After my reaction to Michael Price, cazab wrote to remind me that “. . . regarding Garlaschelli, Fanti and Heimburger have recently published a ‘Letter to the Editor’ in the Journal of Imaging Science and Technology.”
It is in the March/April issue of JIST. It is a three page letter with twenty referenced documents and several images. You may want to obtain a copy: Fanti G., Heimburger T., "Letter to the Editor Comments on ‘Life-Size Reproduction of the Shroud of Turin and Its Image’ by L. Garlaschelli", Journal of Imaging Science and Technology, Vol. 55, 2, March/April 2011, pp. 020102-(3). JIST charges $20.00 if you are not a subscriber.
Garlaschelli failed: The reason is simple. Garlaschelli only considered some of the shroud’s image attributes and included some serious factual errors:

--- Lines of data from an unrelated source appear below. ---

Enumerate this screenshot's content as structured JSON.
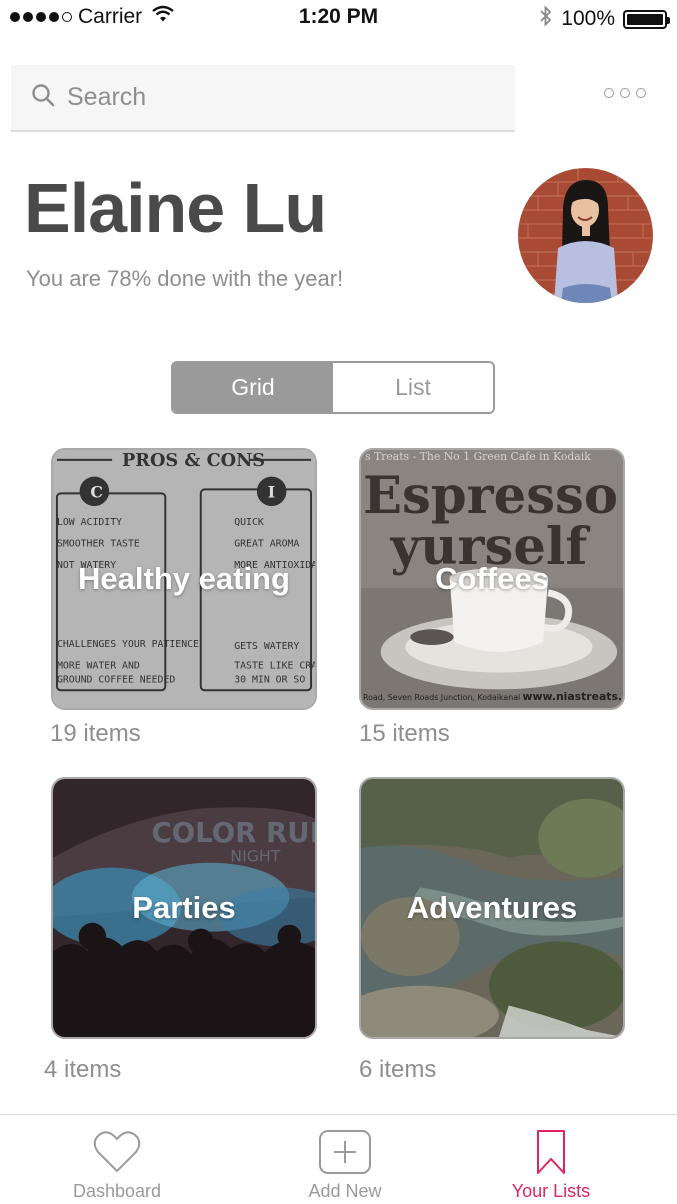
{
  "status_bar": {
    "carrier": "Carrier",
    "time": "1:20 PM",
    "battery": "100%"
  },
  "search": {
    "placeholder": "Search",
    "value": ""
  },
  "profile": {
    "name": "Elaine Lu",
    "subtitle": "You are 78% done with the year!"
  },
  "view_toggle": {
    "grid_label": "Grid",
    "list_label": "List",
    "selected": "Grid"
  },
  "lists": [
    {
      "title": "Healthy eating",
      "count": "19 items"
    },
    {
      "title": "Coffees",
      "count": "15 items"
    },
    {
      "title": "Parties",
      "count": "4 items"
    },
    {
      "title": "Adventures",
      "count": "6 items"
    }
  ],
  "tab_bar": {
    "items": [
      {
        "label": "Dashboard",
        "icon": "heart-icon"
      },
      {
        "label": "Add New",
        "icon": "plus-square-icon"
      },
      {
        "label": "Your Lists",
        "icon": "bookmark-icon"
      }
    ],
    "active": "Your Lists"
  },
  "colors": {
    "accent": "#e0245e",
    "text_dark": "#4a4a4a",
    "text_muted": "#8e8e8e",
    "segment_active": "#9a9a9a"
  }
}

[A] misunderstanding arises which seems due to the fact that Garlaschelli considered only some aspects of the TS image but not all. Particularly, Garlaschelli does not consider the important facts detected through the microscope on the TS as . . . For these reasons the present authors do not agree with Garlaschelli’s conclusions which state, “The most likely explanation, in our opinion, is that the image, as it can be seen today, is a chemical etching of the cellulose of the linen fibers.” First of all . . . the cellulose of the TS fibers is not colored; the color does not penetrate into the fiber but it is found only as a 0.2-micron-thick thin layer at the surface of the fiber. Second etching colors the whole cellulose of a linen fiber, and it is for this reason that . . . etching seems not to be a reliable hypothesis for the explanation of the body image formation on the TS.
The letter goes on to correct several factual errors in Garlaschelli’s paper. Among them, these two:
1. “[In 1973] …Standard forensic (both chemical and microscopic) tests for blood were all negative; instead, particles of a red pigment, …were found.” It should be stated that, according to the final report itself, these tests were “not positive” but not “negative” in the sense that no definitive proof could be given because of the lack of solubility of the red material. A few years later instead, during the STURP examinations, the blood was found to be real human blood by about 15 tests including spectroscopy, microchemistry, and immunology.
3. Regarding the C14 dating, “…the linen used to make the Shroud had been harvested somewhere between 1260 and 1390 C.E.10” Garlaschelli should also consider a more recent result11 that put in discussion, from a statistical point of view the results published in Ref. 10, as well as the published papers showing strong anomalies in the C14 dated “corner.”
Near the end of the three page letter, Fanti and Heimburger make these important points:
Finally, the proven fact that there is no image color under the blood stains on the TS, which demonstrated that the blood was first on the linen and prevented the formation of the image in those areas, remains very difficult to understand in any hypothesis involving a forger (including Garlaschelli’s hypothesis).
Incidentally, from Garlaschelli himself (personal email to the second author), there is, as expected, no fluorescent halo around his “blood stains” made of pigments, contrary to the serum haloes present on the TS.
We therefore conclude that the TS image was not produced by the technique proposed by Garlaschelli and still remains not reproducible.
The letter is signed:
—Giulio Fanti, Department of Mechanical Engineering, University of Padua, Via Venezia 1, 35137 Padova – Italy, E-mail: email@example.com
—Thibault Heimburger MD, Member of Shroud Science Group, 93200 Saint-Denis, France, E-mail: firstname.lastname@example.org